§ Activity: Look through the material below and show every line with the word "丹化科技".

§ Provided entries:
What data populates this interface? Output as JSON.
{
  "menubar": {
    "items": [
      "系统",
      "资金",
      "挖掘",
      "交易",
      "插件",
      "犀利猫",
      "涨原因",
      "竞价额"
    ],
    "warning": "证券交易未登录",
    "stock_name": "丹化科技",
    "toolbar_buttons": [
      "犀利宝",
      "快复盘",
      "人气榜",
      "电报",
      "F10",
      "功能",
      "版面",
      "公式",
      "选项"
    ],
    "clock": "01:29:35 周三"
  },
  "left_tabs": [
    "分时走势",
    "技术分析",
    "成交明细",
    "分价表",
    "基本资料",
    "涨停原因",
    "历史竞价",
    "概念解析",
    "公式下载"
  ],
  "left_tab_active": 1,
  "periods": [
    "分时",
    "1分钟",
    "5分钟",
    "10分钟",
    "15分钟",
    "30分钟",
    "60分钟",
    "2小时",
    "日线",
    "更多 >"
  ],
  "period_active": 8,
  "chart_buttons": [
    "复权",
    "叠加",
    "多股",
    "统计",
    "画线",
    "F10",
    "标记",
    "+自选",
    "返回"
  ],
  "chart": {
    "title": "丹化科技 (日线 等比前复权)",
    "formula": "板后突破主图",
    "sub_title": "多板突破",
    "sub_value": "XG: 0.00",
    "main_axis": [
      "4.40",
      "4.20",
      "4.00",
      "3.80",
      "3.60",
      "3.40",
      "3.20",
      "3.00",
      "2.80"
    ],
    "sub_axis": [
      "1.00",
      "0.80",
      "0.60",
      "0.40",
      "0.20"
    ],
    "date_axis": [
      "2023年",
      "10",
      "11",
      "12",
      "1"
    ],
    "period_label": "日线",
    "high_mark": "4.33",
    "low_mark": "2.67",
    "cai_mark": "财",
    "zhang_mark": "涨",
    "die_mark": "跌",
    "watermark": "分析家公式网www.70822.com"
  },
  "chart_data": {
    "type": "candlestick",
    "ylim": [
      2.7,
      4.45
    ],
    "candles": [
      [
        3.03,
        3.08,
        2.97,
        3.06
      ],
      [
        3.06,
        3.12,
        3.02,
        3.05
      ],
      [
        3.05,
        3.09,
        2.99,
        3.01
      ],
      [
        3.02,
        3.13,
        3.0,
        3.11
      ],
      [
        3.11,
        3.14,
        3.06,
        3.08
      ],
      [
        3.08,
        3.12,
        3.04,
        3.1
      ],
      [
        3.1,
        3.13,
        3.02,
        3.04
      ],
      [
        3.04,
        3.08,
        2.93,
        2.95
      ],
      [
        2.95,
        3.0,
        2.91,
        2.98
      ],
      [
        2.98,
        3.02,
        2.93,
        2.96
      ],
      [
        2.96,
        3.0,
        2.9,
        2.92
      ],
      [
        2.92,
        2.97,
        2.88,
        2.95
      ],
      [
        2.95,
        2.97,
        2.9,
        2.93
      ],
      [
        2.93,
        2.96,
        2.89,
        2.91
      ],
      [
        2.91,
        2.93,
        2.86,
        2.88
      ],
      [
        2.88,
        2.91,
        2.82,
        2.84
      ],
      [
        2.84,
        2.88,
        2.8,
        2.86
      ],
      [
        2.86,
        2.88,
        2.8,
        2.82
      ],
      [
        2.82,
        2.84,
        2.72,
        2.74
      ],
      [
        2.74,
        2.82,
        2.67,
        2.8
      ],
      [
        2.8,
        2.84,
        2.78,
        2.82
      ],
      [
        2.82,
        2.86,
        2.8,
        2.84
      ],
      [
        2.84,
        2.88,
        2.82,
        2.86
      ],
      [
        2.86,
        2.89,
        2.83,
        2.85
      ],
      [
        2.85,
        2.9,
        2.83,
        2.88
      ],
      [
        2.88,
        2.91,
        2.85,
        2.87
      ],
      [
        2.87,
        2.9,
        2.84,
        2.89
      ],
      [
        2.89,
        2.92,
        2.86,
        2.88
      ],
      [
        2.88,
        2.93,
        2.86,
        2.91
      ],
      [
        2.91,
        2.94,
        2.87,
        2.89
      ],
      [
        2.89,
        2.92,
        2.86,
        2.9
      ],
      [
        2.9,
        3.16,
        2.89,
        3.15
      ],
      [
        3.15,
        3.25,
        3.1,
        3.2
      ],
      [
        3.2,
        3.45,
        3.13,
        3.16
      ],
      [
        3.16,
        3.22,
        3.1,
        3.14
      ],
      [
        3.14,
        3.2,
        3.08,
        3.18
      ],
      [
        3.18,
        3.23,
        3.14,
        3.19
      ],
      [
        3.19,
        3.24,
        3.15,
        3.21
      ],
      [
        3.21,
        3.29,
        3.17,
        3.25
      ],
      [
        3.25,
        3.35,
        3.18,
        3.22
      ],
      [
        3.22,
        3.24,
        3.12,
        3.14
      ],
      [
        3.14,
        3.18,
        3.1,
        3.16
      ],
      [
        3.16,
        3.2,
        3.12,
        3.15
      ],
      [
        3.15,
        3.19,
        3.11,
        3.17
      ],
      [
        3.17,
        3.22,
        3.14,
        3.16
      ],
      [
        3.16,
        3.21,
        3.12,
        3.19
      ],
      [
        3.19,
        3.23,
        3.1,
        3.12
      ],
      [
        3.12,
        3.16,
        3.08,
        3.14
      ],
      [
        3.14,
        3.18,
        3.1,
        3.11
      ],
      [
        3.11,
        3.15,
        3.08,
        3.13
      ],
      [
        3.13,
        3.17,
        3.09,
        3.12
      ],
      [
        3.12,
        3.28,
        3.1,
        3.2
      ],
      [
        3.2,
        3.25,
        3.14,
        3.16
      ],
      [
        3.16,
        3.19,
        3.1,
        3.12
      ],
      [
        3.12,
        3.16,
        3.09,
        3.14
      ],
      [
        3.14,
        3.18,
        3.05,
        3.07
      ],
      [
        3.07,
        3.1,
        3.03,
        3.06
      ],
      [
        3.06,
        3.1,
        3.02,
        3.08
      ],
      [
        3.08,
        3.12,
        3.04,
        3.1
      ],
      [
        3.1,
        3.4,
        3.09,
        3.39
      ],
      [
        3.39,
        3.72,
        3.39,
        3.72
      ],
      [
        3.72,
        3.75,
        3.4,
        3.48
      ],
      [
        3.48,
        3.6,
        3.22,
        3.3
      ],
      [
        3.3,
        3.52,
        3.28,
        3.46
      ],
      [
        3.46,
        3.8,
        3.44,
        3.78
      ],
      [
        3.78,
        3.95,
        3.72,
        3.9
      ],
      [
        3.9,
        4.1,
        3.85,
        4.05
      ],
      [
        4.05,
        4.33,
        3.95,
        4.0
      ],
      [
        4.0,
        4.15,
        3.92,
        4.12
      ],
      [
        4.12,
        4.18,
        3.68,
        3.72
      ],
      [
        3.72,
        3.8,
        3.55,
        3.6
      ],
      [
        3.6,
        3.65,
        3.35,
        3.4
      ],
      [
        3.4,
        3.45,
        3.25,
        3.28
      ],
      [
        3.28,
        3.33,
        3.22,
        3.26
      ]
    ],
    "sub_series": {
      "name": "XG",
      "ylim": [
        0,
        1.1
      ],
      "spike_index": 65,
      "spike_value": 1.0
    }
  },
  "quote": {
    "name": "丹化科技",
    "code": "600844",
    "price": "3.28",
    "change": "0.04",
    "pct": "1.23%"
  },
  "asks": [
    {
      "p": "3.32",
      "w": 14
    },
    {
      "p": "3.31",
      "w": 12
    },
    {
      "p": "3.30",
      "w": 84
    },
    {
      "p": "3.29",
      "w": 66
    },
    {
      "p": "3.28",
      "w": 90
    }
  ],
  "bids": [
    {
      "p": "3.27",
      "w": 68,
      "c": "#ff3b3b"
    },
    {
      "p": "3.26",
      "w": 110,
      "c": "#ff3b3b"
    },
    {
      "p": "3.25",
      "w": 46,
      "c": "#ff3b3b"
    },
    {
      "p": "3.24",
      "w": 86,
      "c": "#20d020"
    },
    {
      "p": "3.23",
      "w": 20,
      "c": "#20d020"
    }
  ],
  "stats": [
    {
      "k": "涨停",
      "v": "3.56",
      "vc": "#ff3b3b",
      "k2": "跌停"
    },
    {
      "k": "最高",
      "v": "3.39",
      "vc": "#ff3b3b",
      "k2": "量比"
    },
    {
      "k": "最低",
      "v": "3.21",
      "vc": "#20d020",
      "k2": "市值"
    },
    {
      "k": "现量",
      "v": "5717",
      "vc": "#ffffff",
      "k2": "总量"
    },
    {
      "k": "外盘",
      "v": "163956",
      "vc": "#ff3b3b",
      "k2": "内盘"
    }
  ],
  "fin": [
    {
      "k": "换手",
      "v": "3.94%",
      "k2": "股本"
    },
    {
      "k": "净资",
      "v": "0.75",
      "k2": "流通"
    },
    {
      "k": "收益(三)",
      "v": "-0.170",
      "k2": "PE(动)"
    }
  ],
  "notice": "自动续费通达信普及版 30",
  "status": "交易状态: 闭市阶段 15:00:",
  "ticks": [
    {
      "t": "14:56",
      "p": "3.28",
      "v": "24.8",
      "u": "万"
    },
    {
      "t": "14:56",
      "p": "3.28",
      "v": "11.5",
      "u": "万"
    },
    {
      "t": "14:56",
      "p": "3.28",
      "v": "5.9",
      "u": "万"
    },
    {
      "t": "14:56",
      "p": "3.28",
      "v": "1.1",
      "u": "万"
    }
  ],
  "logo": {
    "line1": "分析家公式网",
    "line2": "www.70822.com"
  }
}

§ Response box:
    "stock_name": "丹化科技",
    "title": "丹化科技 (日线 等比前复权)",
    "name": "丹化科技",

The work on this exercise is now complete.